╭─ DATA SUPPLIED

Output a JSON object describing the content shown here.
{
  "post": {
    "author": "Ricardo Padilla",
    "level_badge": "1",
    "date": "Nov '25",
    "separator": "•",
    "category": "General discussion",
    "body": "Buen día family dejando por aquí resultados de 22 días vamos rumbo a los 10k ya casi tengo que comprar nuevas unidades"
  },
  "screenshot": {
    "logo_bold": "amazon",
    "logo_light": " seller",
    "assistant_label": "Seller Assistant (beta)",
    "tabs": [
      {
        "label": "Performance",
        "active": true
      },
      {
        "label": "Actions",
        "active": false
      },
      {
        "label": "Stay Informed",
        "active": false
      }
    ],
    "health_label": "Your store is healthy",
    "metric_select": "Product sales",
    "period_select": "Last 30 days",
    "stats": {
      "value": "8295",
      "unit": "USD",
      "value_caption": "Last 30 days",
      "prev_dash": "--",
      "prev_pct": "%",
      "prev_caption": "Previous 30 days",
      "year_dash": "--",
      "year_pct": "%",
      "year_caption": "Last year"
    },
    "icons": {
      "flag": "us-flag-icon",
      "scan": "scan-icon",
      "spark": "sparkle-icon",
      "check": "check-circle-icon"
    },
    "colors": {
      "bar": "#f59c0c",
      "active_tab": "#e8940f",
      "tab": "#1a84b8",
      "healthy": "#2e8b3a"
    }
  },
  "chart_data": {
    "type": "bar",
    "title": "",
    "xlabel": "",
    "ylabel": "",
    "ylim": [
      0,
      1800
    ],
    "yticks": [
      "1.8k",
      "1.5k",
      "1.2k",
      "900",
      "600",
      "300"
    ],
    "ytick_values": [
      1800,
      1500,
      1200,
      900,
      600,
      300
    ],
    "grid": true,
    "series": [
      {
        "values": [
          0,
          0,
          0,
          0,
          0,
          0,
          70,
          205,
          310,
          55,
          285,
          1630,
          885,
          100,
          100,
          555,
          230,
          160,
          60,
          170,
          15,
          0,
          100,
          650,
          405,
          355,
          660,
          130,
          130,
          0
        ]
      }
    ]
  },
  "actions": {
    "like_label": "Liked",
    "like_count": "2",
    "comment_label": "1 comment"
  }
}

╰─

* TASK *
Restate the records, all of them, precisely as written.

* ANSWER BOX *
Output a JSON object describing the content shown here.
{
  "post": {
    "author": "Ricardo Padilla",
    "level_badge": "1",
    "date": "Nov '25",
    "separator": "•",
    "category": "General discussion",
    "body": "Buen día family dejando por aquí resultados de 22 días vamos rumbo a los 10k ya casi tengo que comprar nuevas unidades"
  },
  "screenshot": {
    "logo_bold": "amazon",
    "logo_light": " seller",
    "assistant_label": "Seller Assistant (beta)",
    "tabs": [
      {
        "label": "Performance",
        "active": true
      },
      {
        "label": "Actions",
        "active": false
      },
      {
        "label": "Stay Informed",
        "active": false
      }
    ],
    "health_label": "Your store is healthy",
    "metric_select": "Product sales",
    "period_select": "Last 30 days",
    "stats": {
      "value": "8295",
      "unit": "USD",
      "value_caption": "Last 30 days",
      "prev_dash": "--",
      "prev_pct": "%",
      "prev_caption": "Previous 30 days",
      "year_dash": "--",
      "year_pct": "%",
      "year_caption": "Last year"
    },
    "icons": {
      "flag": "us-flag-icon",
      "scan": "scan-icon",
      "spark": "sparkle-icon",
      "check": "check-circle-icon"
    },
    "colors": {
      "bar": "#f59c0c",
      "active_tab": "#e8940f",
      "tab": "#1a84b8",
      "healthy": "#2e8b3a"
    }
  },
  "chart_data": {
    "type": "bar",
    "title": "",
    "xlabel": "",
    "ylabel": "",
    "ylim": [
      0,
      1800
    ],
    "yticks": [
      "1.8k",
      "1.5k",
      "1.2k",
      "900",
      "600",
      "300"
    ],
    "ytick_values": [
      1800,
      1500,
      1200,
      900,
      600,
      300
    ],
    "grid": true,
    "series": [
      {
        "values": [
          0,
          0,
          0,
          0,
          0,
          0,
          70,
          205,
          310,
          55,
          285,
          1630,
          885,
          100,
          100,
          555,
          230,
          160,
          60,
          170,
          15,
          0,
          100,
          650,
          405,
          355,
          660,
          130,
          130,
          0
        ]
      }
    ]
  },
  "actions": {
    "like_label": "Liked",
    "like_count": "2",
    "comment_label": "1 comment"
  }
}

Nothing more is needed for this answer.